The impounding of three foreign-flagged ships accused of secretly transferring oil to North Korean vessels in international waters, along with satellite images of Chinese tankers similarly contravening United Nations resolutions by trans-shipping fuel at sea, prove that existing sanctions are not working, believes Gregory Keeley.

And now the retired lieutenant commander, who served in the navies of both the United States and Australia and has since been senior adviser to both the vice-chairman of the US House Armed Service Committee and the chairman of the House Foreign Relations Committee, says that a far more forceful message needs to be sent to North Korea and the countries that continue to prop it up.

Keeley says that a “ring of steel” naval blockade needs to be introduced in the waters surrounding North Korea with the power to stop and search vessels operating under any flag to ensure that they are not carrying contraband bound for the regime of Kim Jong-un.

“The recent interdictions of these ships just really points to the fact that UN sanctions are not working and are toothless,” Keeley tells This Week in Asia.

“A naval blockade is the only effective way to choke off the oil supply to the North, but we must also understand that if they have been illicitly getting their oil supplies in this way, then they are doing exactly the same with banned missile and nuclear technology, with components for their air force, with heavy equipment,” he says.

“If we do not put a ring of steel around the peninsula, then China, Russia and other bad actors in the region will be able to continue to deliver banned goods because North Korea is clearly willing to pay the going price.”

Among the ships that were reportedly used to break the sanctions was the Hong Kong-flagged Lighthouse Winmore. The tanker was inspected and seized by South Korean customs officials in November.

Keeley dismisses suggestions that the transfers could have been carried out by companies looking to make a quick buck and without the knowledge of Beijing or Moscow. “They may claim they did not know, but that is nonsense because there is no way that the authorities in such closely controlled countries did not know that this sort of smuggling was going on,” he says. “That’s just not credible.”

Keeley brushes off Kim’s offer of talks to take part in next month’s Winter Olympics in South Korea as another example of Pyongyang playing for time.

“It’s a complete red herring for Kim to offer to talk about the Winter Olympics; he is using the time he wins to improve his own military capabilities and if South Korea, the US or the rest of the international community go down that road with him then they will be doing the world a great disservice.”

Is US ignorant of the limits of Chinese influence over North Korea?

Keeley’s solution, which has been shared with high-ranking military officials in the Pentagon, would be a coalition of allied navies that would effectively blockade the North’s maritime supply routes.

“There are some who would claim that a blockade is an act of war, so it could be called a ‘sea lane embargo’ or something similar, and I would expect that the navies of Japan, South Korea, Australia, Britain and Nato to play a part. Clearly the effort would be led by the US, which still has three naval battle groups in the region, but I do not believe that China or Russia would be willing to escalate any situation that might develop because there is no upside for them.”

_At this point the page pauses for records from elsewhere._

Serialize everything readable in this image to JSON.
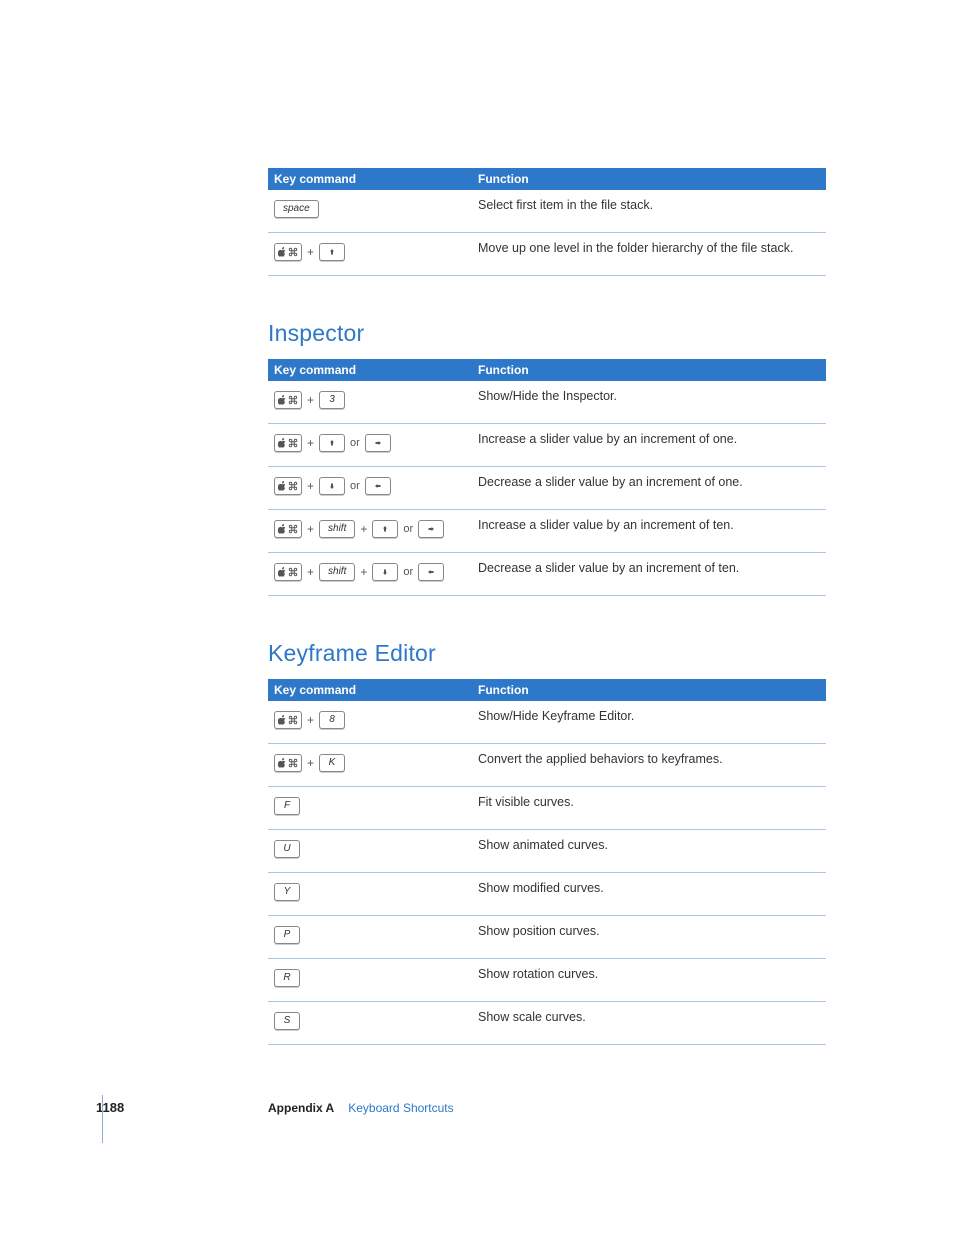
{
  "headers": {
    "key_command": "Key command",
    "function": "Function"
  },
  "tables": [
    {
      "heading": null,
      "rows": [
        {
          "keys": [
            {
              "type": "key",
              "label": "space",
              "wide": true
            }
          ],
          "function": "Select first item in the file stack."
        },
        {
          "keys": [
            {
              "type": "cmd"
            },
            {
              "type": "plus"
            },
            {
              "type": "arrow",
              "dir": "up"
            }
          ],
          "function": "Move up one level in the folder hierarchy of the file stack."
        }
      ]
    },
    {
      "heading": "Inspector",
      "rows": [
        {
          "keys": [
            {
              "type": "cmd"
            },
            {
              "type": "plus"
            },
            {
              "type": "key",
              "label": "3"
            }
          ],
          "function": "Show/Hide the Inspector."
        },
        {
          "keys": [
            {
              "type": "cmd"
            },
            {
              "type": "plus"
            },
            {
              "type": "arrow",
              "dir": "up"
            },
            {
              "type": "or"
            },
            {
              "type": "arrow",
              "dir": "right"
            }
          ],
          "function": "Increase a slider value by an increment of one."
        },
        {
          "keys": [
            {
              "type": "cmd"
            },
            {
              "type": "plus"
            },
            {
              "type": "arrow",
              "dir": "down"
            },
            {
              "type": "or"
            },
            {
              "type": "arrow",
              "dir": "left"
            }
          ],
          "function": "Decrease a slider value by an increment of one."
        },
        {
          "keys": [
            {
              "type": "cmd"
            },
            {
              "type": "plus"
            },
            {
              "type": "key",
              "label": "shift",
              "wide": true
            },
            {
              "type": "plus"
            },
            {
              "type": "arrow",
              "dir": "up"
            },
            {
              "type": "or"
            },
            {
              "type": "arrow",
              "dir": "right"
            }
          ],
          "function": "Increase a slider value by an increment of ten."
        },
        {
          "keys": [
            {
              "type": "cmd"
            },
            {
              "type": "plus"
            },
            {
              "type": "key",
              "label": "shift",
              "wide": true
            },
            {
              "type": "plus"
            },
            {
              "type": "arrow",
              "dir": "down"
            },
            {
              "type": "or"
            },
            {
              "type": "arrow",
              "dir": "left"
            }
          ],
          "function": "Decrease a slider value by an increment of ten."
        }
      ]
    },
    {
      "heading": "Keyframe Editor",
      "rows": [
        {
          "keys": [
            {
              "type": "cmd"
            },
            {
              "type": "plus"
            },
            {
              "type": "key",
              "label": "8"
            }
          ],
          "function": "Show/Hide Keyframe Editor."
        },
        {
          "keys": [
            {
              "type": "cmd"
            },
            {
              "type": "plus"
            },
            {
              "type": "key",
              "label": "K"
            }
          ],
          "function": "Convert the applied behaviors to keyframes."
        },
        {
          "keys": [
            {
              "type": "key",
              "label": "F"
            }
          ],
          "function": "Fit visible curves."
        },
        {
          "keys": [
            {
              "type": "key",
              "label": "U"
            }
          ],
          "function": "Show animated curves."
        },
        {
          "keys": [
            {
              "type": "key",
              "label": "Y"
            }
          ],
          "function": "Show modified curves."
        },
        {
          "keys": [
            {
              "type": "key",
              "label": "P"
            }
          ],
          "function": "Show position curves."
        },
        {
          "keys": [
            {
              "type": "key",
              "label": "R"
            }
          ],
          "function": "Show rotation curves."
        },
        {
          "keys": [
            {
              "type": "key",
              "label": "S"
            }
          ],
          "function": "Show scale curves."
        }
      ]
    }
  ],
  "footer": {
    "page_number": "1188",
    "appendix": "Appendix A",
    "chapter": "Keyboard Shortcuts"
  },
  "labels": {
    "plus": "+",
    "or": "or"
  }
}
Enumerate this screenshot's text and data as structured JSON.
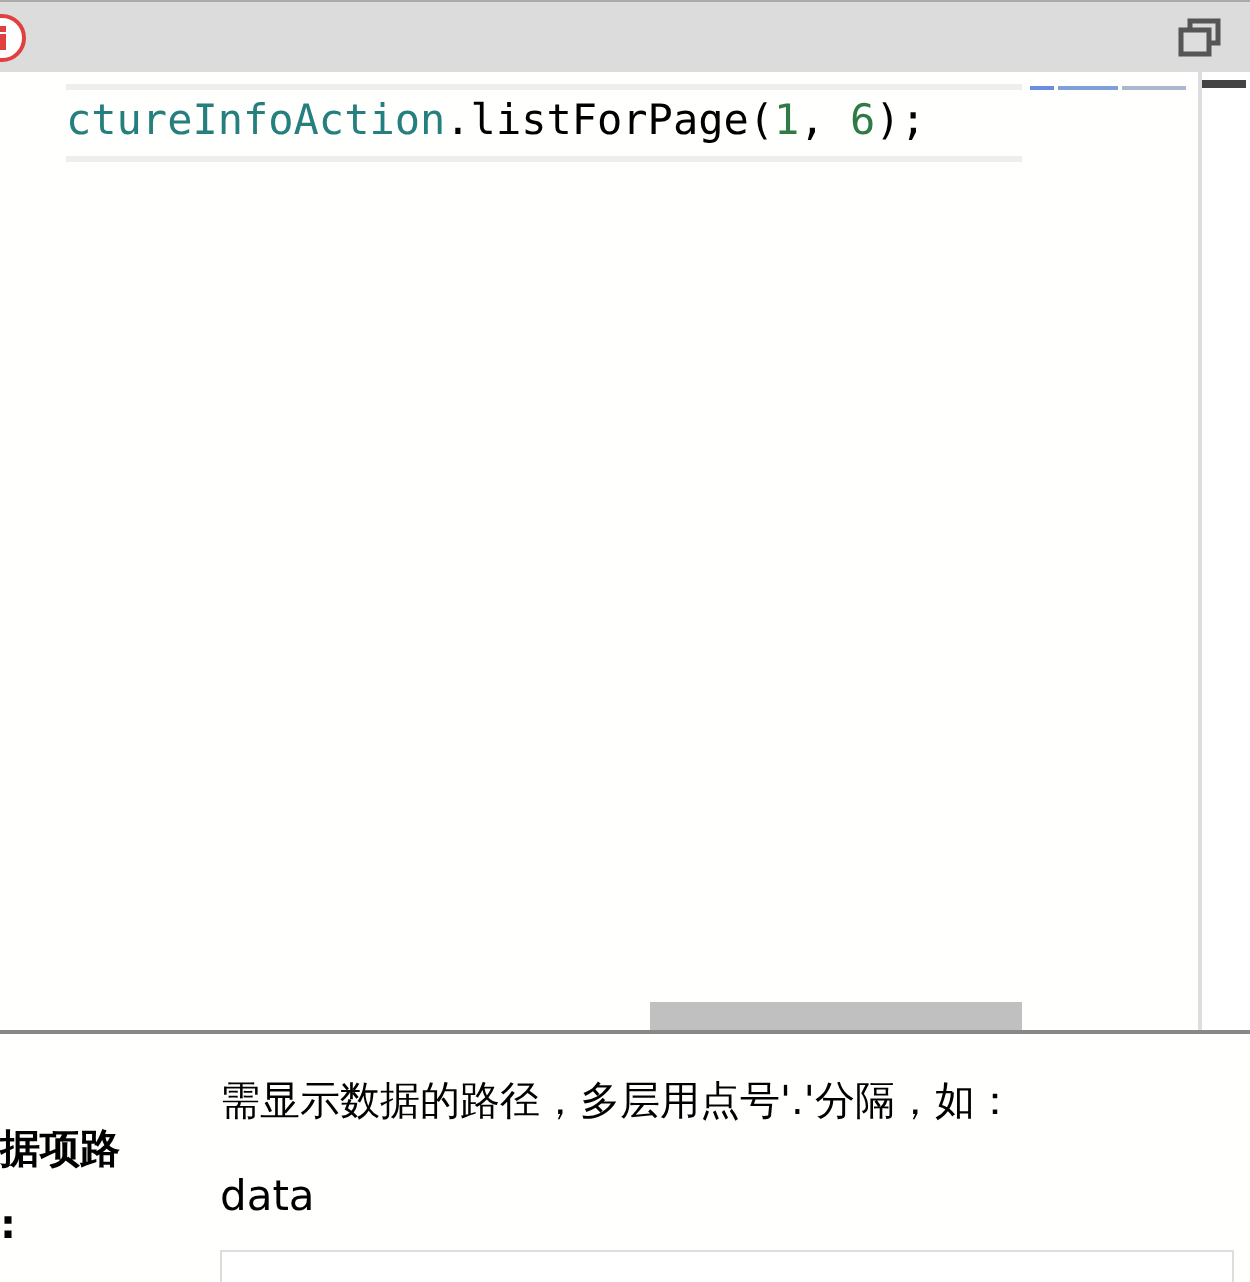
{
  "editor": {
    "code_line": [
      {
        "kind": "identifier",
        "text": "ctureInfoAction"
      },
      {
        "kind": "plain",
        "text": ".listForPage("
      },
      {
        "kind": "number",
        "text": "1"
      },
      {
        "kind": "plain",
        "text": ", "
      },
      {
        "kind": "number",
        "text": "6"
      },
      {
        "kind": "plain",
        "text": ");"
      }
    ]
  },
  "form": {
    "label_lines": [
      "据项路",
      ":"
    ],
    "hint": "需显示数据的路径，多层用点号'.'分隔，如：",
    "example": "data"
  }
}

Keeley’s proposal is for any naval coalition to ignore the UN, because both China and Russia hold vetoes in that forum “and would immediately use them,” he said.

The interdiction flotilla would be led by the US and Washington would also ask other allies in South-east Asia, such as Thailand, Vietnam and the Philippines, to send even a token force of coastal defence craft simply to underline the will of the international community.

North Korea has indicated the degree to which it fears a naval blockade, with state media in December warning that it would consider the effective closure of its sea lanes as a “wanton violation” of its sovereignty and dignity and “an act of war”.

Sanctions are fine, but what about the Chinese who depend on trade with North Korea?

Garren Mulloy, a defence expert and an associate professor of international relations at Japan’s Daito Bunka University, warns that a naval blockade could be “highly provocative” to many actors in the region.

“We have to be very careful with the language that is attached to any such action,” he says. “If it is simply designed to enforce current UN sanctions on the North, then that could be described as law enforcement rather than a naval blockade.

“But if the plan is for an absolute blockade, then we need to be clear on the eventual aim or the end purpose,” he says. “If that is regime change in the North – and while Washington is not saying that, I am sure there are many who are thinking it – then we have to be prepared for the massive inevitable instability that is going to unleash.”

Keeley agrees that any effort to bring North Korea to heel is going to face significant hurdles, but he cautions that time is running out.

“We have reached the point at which North Korea is close to having the ability to lob a nuclear weapon into San Francisco,” he says. “The international community cannot let this go any further.”